Ingeborg Schödl has lived opposite the Augarten in Vienna since 1960. The sprawling park, with its broad gravel avenues, horse-chestnut trees and monolithic wartime anti-aircraft towers, is a lung for the densely packed apartment blocks of central Leopoldstadt and Brigittenau.
People live their lives in the park, Ms Schödl says: walking their dogs, playing with their children, exercising, or just strolling. “There aren’t any other parks nearby, so the Augarten really is like an oasis.”

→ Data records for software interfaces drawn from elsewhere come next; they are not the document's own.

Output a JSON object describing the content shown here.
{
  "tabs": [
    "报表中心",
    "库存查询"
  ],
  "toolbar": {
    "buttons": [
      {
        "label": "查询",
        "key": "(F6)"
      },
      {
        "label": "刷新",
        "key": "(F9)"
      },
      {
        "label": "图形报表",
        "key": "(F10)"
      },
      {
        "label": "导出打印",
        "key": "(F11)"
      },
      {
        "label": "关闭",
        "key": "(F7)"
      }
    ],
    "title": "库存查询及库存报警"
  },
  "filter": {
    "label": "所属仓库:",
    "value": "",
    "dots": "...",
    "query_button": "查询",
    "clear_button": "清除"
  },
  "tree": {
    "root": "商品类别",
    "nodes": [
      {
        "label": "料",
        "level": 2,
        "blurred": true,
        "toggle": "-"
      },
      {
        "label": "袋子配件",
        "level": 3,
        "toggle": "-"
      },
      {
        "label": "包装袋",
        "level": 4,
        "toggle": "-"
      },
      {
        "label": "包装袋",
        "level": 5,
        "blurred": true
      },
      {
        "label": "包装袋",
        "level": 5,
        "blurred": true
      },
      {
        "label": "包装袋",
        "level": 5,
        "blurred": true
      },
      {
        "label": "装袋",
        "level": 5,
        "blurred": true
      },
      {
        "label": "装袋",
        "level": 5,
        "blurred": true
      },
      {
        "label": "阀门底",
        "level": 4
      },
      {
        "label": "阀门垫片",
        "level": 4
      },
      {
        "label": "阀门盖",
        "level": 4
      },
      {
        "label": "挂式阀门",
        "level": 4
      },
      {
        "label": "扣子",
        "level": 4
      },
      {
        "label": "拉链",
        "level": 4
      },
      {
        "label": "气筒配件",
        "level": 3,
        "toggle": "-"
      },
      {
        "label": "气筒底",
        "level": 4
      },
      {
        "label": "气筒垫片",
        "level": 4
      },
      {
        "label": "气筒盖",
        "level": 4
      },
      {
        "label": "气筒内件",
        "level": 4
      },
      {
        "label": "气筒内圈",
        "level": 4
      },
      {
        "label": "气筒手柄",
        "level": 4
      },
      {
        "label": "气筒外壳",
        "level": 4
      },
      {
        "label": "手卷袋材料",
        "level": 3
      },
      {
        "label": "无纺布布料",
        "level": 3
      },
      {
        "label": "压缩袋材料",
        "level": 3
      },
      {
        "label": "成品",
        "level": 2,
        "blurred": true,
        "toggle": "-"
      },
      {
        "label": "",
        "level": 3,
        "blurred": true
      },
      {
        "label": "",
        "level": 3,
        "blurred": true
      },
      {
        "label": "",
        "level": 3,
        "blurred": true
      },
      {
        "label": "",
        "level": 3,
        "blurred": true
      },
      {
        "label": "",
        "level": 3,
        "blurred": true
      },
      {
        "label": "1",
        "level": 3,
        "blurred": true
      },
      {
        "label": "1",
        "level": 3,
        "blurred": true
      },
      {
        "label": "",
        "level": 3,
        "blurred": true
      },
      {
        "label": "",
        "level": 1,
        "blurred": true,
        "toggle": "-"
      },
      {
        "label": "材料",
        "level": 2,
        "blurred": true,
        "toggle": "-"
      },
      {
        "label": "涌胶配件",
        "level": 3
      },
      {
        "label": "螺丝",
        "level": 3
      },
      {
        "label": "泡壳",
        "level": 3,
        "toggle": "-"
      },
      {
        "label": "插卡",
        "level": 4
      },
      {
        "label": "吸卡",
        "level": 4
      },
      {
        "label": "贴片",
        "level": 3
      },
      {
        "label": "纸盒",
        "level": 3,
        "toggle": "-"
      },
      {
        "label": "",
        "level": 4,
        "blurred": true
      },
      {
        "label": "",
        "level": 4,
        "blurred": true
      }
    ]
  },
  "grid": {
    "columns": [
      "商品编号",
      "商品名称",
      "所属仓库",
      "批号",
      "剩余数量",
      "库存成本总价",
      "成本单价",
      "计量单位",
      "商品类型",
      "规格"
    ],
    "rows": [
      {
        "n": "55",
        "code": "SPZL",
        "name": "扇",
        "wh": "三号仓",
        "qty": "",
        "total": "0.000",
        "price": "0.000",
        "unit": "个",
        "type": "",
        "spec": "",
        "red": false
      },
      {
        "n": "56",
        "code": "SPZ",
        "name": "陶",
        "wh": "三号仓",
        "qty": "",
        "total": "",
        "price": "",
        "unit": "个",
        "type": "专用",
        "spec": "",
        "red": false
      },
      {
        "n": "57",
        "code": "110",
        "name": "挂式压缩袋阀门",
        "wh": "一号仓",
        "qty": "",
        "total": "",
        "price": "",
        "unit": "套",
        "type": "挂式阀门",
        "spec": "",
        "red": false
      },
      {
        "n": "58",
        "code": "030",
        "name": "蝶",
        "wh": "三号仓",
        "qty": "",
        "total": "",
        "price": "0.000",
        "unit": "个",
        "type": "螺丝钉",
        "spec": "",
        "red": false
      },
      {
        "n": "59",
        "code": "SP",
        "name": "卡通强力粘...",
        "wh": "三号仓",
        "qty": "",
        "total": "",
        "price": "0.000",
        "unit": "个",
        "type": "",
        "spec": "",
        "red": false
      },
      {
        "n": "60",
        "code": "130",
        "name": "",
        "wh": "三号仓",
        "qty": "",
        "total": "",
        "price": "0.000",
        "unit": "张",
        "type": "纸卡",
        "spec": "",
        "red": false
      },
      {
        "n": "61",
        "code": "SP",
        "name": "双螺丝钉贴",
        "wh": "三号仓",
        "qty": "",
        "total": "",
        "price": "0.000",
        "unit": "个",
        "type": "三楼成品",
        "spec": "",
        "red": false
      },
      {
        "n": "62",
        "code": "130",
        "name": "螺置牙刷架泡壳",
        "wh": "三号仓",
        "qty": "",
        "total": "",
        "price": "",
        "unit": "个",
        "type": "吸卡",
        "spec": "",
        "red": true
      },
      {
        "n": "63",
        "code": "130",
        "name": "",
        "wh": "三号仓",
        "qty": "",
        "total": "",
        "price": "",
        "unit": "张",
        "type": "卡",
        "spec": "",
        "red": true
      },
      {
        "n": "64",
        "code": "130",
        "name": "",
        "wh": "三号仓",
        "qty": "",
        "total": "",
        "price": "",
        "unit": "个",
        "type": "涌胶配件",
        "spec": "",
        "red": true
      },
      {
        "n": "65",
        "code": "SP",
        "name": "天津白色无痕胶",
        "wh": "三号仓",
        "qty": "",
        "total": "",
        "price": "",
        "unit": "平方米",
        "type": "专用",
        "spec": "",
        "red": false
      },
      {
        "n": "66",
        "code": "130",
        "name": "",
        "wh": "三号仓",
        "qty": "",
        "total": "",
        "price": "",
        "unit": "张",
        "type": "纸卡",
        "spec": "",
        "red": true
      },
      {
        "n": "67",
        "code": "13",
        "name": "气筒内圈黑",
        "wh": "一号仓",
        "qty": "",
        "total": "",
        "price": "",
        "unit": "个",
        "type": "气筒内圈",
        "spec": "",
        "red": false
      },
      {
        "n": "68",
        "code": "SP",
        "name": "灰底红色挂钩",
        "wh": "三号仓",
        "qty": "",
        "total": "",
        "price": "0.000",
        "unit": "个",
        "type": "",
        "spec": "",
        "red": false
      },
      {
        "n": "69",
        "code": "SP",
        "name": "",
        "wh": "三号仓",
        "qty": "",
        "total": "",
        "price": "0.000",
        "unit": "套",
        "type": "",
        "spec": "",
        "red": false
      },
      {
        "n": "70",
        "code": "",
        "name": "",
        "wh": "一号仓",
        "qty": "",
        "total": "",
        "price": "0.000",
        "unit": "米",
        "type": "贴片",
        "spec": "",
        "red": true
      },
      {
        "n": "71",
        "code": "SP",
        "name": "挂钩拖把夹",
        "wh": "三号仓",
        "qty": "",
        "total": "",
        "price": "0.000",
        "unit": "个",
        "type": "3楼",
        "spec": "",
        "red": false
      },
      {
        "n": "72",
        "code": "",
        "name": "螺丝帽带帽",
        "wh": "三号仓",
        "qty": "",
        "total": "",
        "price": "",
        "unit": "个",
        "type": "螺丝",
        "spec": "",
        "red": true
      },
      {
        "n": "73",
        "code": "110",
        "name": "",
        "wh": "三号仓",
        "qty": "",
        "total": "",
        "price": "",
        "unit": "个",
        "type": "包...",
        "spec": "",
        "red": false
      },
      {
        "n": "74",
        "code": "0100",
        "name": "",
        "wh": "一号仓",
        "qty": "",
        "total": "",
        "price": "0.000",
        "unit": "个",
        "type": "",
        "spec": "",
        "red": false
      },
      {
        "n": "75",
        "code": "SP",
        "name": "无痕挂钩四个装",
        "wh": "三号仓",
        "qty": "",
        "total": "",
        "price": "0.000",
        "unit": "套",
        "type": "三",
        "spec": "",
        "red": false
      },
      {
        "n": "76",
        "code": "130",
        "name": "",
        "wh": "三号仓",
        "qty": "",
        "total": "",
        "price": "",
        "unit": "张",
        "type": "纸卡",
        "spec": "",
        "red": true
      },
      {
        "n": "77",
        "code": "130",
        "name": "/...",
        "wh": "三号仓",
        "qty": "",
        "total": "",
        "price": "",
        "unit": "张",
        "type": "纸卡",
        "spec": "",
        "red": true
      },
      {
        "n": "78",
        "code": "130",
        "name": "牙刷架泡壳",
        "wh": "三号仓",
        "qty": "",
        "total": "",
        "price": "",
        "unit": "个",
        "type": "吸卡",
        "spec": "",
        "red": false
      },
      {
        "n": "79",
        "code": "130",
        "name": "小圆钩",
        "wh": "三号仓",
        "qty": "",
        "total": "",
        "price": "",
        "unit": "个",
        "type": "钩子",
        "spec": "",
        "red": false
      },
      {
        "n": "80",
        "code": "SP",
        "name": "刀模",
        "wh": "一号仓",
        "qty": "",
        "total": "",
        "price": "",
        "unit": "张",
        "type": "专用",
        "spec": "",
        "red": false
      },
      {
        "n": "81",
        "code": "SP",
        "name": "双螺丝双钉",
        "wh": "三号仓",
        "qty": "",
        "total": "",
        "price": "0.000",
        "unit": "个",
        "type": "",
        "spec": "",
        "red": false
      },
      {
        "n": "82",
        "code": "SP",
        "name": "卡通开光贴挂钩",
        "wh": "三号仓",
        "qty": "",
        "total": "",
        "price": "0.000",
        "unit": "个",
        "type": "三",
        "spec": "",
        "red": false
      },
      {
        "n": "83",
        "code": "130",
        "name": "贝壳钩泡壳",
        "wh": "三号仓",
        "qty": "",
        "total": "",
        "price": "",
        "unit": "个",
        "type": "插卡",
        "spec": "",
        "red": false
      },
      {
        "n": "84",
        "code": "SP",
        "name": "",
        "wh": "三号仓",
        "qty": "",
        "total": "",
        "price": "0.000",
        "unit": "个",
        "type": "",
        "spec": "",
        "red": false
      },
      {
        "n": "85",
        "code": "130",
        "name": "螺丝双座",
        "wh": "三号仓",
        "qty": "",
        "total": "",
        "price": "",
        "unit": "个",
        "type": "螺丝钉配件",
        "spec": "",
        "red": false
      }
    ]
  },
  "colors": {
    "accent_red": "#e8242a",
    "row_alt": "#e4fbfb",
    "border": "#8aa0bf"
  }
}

Not any more. Alongside four of Vienna’s other big central parks — around 230 hectares of public space — the Augarten has been shut since March 15 on the orders of the Austrian federal government, as it fights to contain the pandemic.
Last week, the closure of the five Bundesgärten exploded into a national political row. Newspaper headlines and interviews have pitched the dominant Social Democrats of Vienna against the ruling conservative federal government — and its green minority — of Sebastian Kurz in a fight to have the capital’s biggest green spaces reopened.
Viennese politicians have accused the federal government of capriciousness. Mr Kurz’s ministers say the Viennese are playing politics with public health.
With Europe’s cities entering their third week of lockdown, the loss of parks and public spaces is emerging as one of the trickiest faultlines of the crisis as politicians battle to curb new cases of Covid-19 and city residents cling to small freedoms to keep their sanity.
In the UK, as spring temperatures soared over the weekend, health minister Matt Hancock castigated Britons for sunbathing and on Sunday morning threatened an outright ban on all outdoor activity.
Austria has been particularly proactive in curbing public life to battle the pandemic, but many Viennese see closing their cities’ biggest parks as a step too far.
“I’m really not happy about it and a lot of other people I know aren’t happy either,” said Helene Terner, who lives close to the now shut Belvedere gardens. “I’m a mother of four, two of them are small, and we just need to go out and do something with the kids every day.”
A closed playground at a park in Vienna last month © Roland Schlager/APA
Ms Terner says the closures are “puzzling”. Parks elsewhere in Austria are still open, as are the smaller, municipal parks in Vienna itself, which are now more crowded as a result.
“We feel caught in a political campaign about this, but it really shouldn’t be a political issue,” Ms Terner said.
Vienna is gearing up for an election in October. The government has dismissed the row as a campaign gambit by the Social Democrats. But other political parties have joined the call for the parks to reopen.
“It’s stupid, [the government] is making arguments that have no basis at all,” said Stephanie Krisper, a member of parliament for Austria’s liberal party, the Neos. Ms Krisper lives near the Augarten. “People have to move to keep sane and healthy.”
Even the far-right Freedom party — Mr Kurz’s former governing ally — has come out in favour of the parks reopening.
On Friday, Austrian tabloids carried photographs of riders from the imperial Spanish Riding School, in 18th century livery on white Lipizzaner horses, exercising in the empty Burggarten — images that suggested to some the notion of government hauteur towards Vienna’s urban masses.
“It’s arbitrariness,” said Ulli Sima, the Vienna city councillor in charge of open spaces, who has become the public face of Vienna’s anger. “These are vast spaces in the heart of the city. People are standing in front of the gates and they are really annoyed.
“We in Vienna really have helped the federal government during this crisis . . . but this is a step too much. There’s no argument for health to support this.”
According to Ms Sima, 500,000 people in Vienna no longer have access to parks within walking distance of their homes.
The federal minister in charge of the policy, Elisabeth Köstinger, was not available for interview. A spokesperson pointed out that parks were closed all over Europe. “The protection of people is a top priority at this time,” he said. “In the five Bundesgärten . . . the minimum clearances were not observed, which endangered people and their health.”
Mr Kurz’s approval ratings during the coronavirus pandemic have risen and his government has won plaudits for its rigour. As of Sunday, Austria had 12,051 confirmed cases of the virus.
Sources close to Mr Kurz say the battle over the Bundesgärten will die down as cooler heads prevail.
But the dispute has the potential to fester. The closed parks in Vienna have been contrasted with the scandal in Tyrol, a conservative heartland, where ski resorts were kept open for weeks — in the apparent interest of politically well-connected businessmen — after the first Covid-19 infections were recorded. The rural region has more than 2,600 cases compared with 1,600 in Vienna.
“Please stand firm!” Mr Kurz urged fellow Austrians on Twitter this weekend. “Austria will come out of this crisis faster than other countries, but only if we stand together.”
Solidarity, however, is what the row over Vienna’s parks is putting under strain.
“In the countryside, they are having a much less hard time of it than we do in the cities,” says Katharina Golser, a single mother who normally uses the park near her home to walk her dog, jog and get out with her son.
“We don’t have a balcony, or any outside space in our building. The park is our garden.”